▶ [Exercise]: Please report how many lines in the records below contain the word "fraction", and give nothing else.

(Source data)
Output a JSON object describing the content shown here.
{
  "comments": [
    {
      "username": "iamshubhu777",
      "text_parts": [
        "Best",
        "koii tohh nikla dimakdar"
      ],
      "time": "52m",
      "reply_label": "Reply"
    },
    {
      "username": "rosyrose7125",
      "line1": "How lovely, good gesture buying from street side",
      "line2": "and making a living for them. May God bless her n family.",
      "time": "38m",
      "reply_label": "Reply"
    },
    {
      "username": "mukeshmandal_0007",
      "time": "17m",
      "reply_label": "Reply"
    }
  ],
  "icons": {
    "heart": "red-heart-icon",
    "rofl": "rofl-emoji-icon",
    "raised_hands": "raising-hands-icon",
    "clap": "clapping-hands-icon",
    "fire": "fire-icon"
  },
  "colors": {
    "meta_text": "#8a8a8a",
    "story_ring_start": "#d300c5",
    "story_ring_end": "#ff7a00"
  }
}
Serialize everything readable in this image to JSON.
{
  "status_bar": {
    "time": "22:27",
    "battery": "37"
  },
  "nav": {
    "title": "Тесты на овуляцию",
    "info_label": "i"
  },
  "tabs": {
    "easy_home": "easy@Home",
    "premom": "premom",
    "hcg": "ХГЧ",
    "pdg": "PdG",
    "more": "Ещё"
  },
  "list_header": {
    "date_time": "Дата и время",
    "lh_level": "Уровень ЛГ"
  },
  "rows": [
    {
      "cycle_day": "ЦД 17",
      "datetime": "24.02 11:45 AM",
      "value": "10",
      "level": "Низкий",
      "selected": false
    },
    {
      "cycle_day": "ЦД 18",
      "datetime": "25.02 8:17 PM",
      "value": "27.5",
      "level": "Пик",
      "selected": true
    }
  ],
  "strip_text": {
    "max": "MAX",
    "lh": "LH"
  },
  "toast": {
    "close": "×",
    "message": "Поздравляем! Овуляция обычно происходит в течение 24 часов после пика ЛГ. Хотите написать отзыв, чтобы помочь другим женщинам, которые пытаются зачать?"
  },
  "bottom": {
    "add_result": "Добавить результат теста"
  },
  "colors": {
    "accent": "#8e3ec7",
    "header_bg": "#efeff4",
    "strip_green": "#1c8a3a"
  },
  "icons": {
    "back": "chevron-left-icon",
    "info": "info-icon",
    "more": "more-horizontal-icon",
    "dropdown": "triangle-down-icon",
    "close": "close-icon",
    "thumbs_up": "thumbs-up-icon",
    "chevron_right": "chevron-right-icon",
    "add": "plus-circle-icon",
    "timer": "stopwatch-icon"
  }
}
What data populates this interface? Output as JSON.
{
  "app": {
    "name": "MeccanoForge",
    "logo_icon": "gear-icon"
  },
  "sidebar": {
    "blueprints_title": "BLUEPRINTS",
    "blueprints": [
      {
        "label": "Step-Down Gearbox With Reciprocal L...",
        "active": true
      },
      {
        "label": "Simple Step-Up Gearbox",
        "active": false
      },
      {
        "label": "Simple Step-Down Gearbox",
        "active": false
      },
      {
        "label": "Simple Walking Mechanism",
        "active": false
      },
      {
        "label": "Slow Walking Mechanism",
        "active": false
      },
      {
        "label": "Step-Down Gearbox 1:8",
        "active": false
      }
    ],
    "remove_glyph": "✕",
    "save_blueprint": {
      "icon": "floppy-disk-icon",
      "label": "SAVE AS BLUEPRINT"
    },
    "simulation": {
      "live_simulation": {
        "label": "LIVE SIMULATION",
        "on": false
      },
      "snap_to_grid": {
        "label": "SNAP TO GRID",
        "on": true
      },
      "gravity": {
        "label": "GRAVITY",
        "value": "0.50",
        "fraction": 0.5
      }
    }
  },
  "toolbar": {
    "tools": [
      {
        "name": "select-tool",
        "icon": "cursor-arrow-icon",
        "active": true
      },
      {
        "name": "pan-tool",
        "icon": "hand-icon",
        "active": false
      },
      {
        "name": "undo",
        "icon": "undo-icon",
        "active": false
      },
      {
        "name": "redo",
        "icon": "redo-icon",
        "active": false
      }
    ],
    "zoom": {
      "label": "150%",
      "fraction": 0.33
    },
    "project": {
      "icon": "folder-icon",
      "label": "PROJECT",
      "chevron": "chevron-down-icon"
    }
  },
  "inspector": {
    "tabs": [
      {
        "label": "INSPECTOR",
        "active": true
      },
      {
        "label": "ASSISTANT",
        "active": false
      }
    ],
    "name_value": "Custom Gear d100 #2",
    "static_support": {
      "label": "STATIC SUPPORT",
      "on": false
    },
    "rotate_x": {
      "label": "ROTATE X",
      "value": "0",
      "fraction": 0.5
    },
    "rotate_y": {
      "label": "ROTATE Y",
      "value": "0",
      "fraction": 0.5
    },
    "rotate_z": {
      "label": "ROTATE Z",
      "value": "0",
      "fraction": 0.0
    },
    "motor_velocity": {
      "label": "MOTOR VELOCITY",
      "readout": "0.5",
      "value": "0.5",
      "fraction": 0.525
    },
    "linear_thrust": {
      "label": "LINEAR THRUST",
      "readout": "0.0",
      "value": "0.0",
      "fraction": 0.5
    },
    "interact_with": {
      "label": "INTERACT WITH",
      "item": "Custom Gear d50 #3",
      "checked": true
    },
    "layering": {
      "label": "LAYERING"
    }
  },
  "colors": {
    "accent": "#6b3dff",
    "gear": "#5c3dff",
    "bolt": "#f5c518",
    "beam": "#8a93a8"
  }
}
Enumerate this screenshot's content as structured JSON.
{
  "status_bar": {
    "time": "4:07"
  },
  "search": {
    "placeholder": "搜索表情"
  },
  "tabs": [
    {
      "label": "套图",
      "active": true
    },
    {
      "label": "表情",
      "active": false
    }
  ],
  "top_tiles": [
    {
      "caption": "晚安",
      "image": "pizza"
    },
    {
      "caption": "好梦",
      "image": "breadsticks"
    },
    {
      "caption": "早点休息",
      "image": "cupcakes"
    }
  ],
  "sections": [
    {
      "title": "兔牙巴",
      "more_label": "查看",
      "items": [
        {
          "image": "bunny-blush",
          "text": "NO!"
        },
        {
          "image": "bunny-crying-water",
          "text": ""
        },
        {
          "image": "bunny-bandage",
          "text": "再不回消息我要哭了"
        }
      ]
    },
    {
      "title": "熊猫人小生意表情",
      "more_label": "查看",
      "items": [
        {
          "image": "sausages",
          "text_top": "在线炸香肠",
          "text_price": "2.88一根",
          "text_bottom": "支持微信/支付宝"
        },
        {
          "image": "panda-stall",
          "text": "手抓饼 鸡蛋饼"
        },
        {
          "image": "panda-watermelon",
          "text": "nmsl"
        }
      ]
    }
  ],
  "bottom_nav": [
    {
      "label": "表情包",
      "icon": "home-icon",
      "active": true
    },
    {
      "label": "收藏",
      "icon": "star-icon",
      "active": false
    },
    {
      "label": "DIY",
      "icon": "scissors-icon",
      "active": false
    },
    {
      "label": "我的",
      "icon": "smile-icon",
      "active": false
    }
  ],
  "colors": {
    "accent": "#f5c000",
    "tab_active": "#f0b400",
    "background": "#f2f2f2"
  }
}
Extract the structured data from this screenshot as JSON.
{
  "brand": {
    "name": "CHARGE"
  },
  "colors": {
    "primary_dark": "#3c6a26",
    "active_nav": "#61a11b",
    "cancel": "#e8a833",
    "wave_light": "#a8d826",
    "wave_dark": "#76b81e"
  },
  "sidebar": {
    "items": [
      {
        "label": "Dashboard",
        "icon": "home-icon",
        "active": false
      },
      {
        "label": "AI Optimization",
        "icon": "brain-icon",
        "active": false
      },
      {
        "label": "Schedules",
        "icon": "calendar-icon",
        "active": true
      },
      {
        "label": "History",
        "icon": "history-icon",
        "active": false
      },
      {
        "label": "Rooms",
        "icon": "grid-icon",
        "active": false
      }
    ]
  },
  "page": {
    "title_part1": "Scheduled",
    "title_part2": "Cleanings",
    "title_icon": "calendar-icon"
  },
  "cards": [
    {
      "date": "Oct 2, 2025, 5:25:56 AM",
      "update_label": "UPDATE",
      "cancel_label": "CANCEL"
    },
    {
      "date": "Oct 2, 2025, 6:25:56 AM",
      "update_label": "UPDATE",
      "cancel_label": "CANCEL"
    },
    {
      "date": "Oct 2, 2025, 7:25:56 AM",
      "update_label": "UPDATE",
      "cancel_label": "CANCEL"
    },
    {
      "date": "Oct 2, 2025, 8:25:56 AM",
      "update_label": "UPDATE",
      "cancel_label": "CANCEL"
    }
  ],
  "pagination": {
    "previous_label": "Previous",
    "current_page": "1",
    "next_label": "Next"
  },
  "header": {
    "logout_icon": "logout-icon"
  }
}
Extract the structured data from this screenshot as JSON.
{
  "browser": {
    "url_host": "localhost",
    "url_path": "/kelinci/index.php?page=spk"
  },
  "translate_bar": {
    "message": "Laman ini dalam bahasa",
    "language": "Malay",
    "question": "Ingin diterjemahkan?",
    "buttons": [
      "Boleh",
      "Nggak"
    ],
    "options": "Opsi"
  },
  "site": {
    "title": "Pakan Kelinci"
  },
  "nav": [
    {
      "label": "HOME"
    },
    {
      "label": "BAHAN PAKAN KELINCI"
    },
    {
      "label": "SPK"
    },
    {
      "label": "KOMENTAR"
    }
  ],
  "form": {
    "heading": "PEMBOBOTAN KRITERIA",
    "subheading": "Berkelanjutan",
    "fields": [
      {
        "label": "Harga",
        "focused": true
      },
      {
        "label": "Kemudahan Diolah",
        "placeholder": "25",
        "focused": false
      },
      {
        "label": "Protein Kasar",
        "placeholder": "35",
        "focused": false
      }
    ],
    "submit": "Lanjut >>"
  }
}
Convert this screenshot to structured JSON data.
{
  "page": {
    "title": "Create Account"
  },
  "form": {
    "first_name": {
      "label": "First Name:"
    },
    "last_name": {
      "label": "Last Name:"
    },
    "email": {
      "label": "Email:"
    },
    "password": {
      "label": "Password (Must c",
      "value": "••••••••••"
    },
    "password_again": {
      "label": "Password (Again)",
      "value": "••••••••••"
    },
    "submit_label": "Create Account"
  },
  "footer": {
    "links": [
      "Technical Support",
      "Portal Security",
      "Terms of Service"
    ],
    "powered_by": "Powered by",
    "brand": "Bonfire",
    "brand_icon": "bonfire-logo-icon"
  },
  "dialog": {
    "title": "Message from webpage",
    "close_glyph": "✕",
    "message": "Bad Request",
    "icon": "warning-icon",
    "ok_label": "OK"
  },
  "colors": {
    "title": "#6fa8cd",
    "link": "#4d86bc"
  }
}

▶ [Solution to this exercise]: 7